═══ Dataset excerpts

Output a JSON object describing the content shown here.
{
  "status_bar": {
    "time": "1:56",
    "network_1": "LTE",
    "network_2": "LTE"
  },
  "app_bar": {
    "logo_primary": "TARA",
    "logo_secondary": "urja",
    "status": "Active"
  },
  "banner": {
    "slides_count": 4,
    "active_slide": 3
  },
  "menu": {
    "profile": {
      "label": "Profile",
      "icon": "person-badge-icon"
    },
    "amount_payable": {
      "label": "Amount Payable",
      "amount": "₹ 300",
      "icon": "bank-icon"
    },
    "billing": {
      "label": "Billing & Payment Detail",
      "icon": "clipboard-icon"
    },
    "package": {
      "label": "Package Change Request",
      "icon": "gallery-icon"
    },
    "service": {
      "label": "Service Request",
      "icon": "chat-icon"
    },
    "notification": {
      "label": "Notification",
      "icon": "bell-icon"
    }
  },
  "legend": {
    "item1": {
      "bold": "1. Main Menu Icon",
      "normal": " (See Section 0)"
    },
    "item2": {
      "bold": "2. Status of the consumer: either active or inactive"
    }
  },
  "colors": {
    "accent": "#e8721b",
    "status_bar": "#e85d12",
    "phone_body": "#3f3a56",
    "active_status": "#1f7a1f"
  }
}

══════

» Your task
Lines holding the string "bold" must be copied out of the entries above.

» Response to this task
      "bold": "1. Main Menu Icon",
      "bold": "2. Status of the consumer: either active or inactive"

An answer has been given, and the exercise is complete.